___ RECORDS PROVIDED

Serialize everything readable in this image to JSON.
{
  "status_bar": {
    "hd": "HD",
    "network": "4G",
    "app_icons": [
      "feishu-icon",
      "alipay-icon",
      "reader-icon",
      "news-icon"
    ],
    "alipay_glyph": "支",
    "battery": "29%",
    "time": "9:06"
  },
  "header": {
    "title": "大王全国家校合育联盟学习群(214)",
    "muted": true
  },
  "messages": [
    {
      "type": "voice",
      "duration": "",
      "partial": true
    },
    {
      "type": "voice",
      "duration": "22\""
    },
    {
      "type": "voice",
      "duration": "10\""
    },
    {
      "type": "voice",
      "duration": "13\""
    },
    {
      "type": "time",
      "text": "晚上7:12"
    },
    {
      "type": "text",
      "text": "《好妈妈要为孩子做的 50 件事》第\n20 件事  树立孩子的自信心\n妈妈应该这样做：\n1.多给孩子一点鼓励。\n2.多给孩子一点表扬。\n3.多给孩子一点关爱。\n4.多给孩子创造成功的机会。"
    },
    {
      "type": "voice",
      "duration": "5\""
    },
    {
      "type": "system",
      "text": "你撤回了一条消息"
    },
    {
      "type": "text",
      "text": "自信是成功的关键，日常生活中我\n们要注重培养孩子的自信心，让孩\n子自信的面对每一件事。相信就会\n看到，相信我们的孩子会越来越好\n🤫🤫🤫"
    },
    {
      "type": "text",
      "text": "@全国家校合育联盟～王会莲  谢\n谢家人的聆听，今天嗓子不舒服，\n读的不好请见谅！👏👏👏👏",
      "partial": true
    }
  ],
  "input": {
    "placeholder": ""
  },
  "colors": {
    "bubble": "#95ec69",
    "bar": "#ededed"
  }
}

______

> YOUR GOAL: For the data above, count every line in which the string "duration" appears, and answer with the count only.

> RESPONSE TO THIS TASK: 5